> [About this task]: Below are entries; work out how many of their lines hold "title", giving only that number.

Excerpts from an interface dataset
-------------------------
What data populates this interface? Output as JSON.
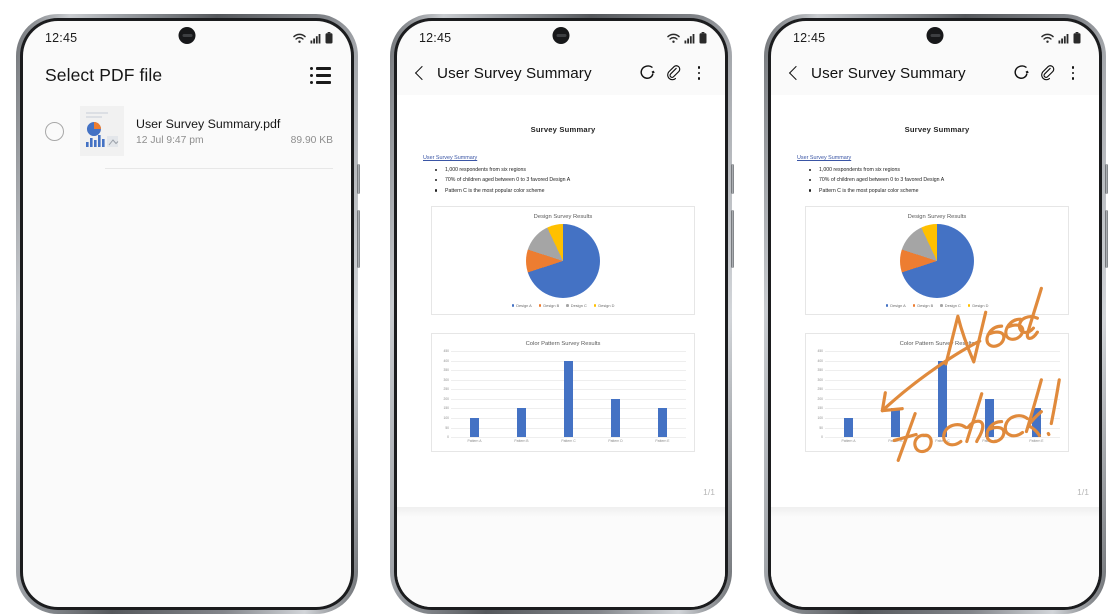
{
  "status_bar": {
    "time": "12:45",
    "icons": [
      "wifi-icon",
      "signal-icon",
      "battery-icon"
    ]
  },
  "screen_picker": {
    "title": "Select PDF file",
    "list_view_icon": "list-icon",
    "files": [
      {
        "name": "User Survey Summary.pdf",
        "date": "12 Jul 9:47 pm",
        "size": "89.90 KB",
        "selected": false
      }
    ]
  },
  "screen_viewer": {
    "back_icon": "chevron-left-icon",
    "title": "User Survey Summary",
    "pen_icon": "pen-annotate-icon",
    "attach_icon": "paperclip-icon",
    "menu_icon": "kebab-menu-icon",
    "page_indicator": "1/1"
  },
  "document": {
    "title": "Survey Summary",
    "section_heading": "User Survey Summary",
    "bullets": [
      "1,000 respondents from six regions",
      "70% of children aged between 0 to 3 favored Design A",
      "Pattern C is the most popular color scheme"
    ]
  },
  "annotation": {
    "line1": "Need",
    "line2": "to check!",
    "color": "#e08a3c"
  },
  "colors": {
    "accent_orange": "#e8703a",
    "bar_blue": "#4472c4",
    "pie_blue": "#4472c4",
    "pie_orange": "#ed7d31",
    "pie_gray": "#a5a5a5",
    "pie_yellow": "#ffc000"
  },
  "chart_data": [
    {
      "type": "pie",
      "title": "Design Survey Results",
      "categories": [
        "Design A",
        "Design B",
        "Design C",
        "Design D"
      ],
      "values": [
        70,
        10,
        13,
        7
      ],
      "colors": [
        "#4472c4",
        "#ed7d31",
        "#a5a5a5",
        "#ffc000"
      ],
      "legend_position": "bottom"
    },
    {
      "type": "bar",
      "title": "Color Pattern Survey Results",
      "categories": [
        "Pattern A",
        "Pattern B",
        "Pattern C",
        "Pattern D",
        "Pattern E"
      ],
      "values": [
        100,
        150,
        400,
        200,
        150
      ],
      "xlabel": "",
      "ylabel": "",
      "ylim": [
        0,
        450
      ],
      "yticks": [
        0,
        50,
        100,
        150,
        200,
        250,
        300,
        350,
        400,
        450
      ],
      "grid": true,
      "series_color": "#4472c4"
    }
  ]
}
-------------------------
> [Answer to this exercise]: 5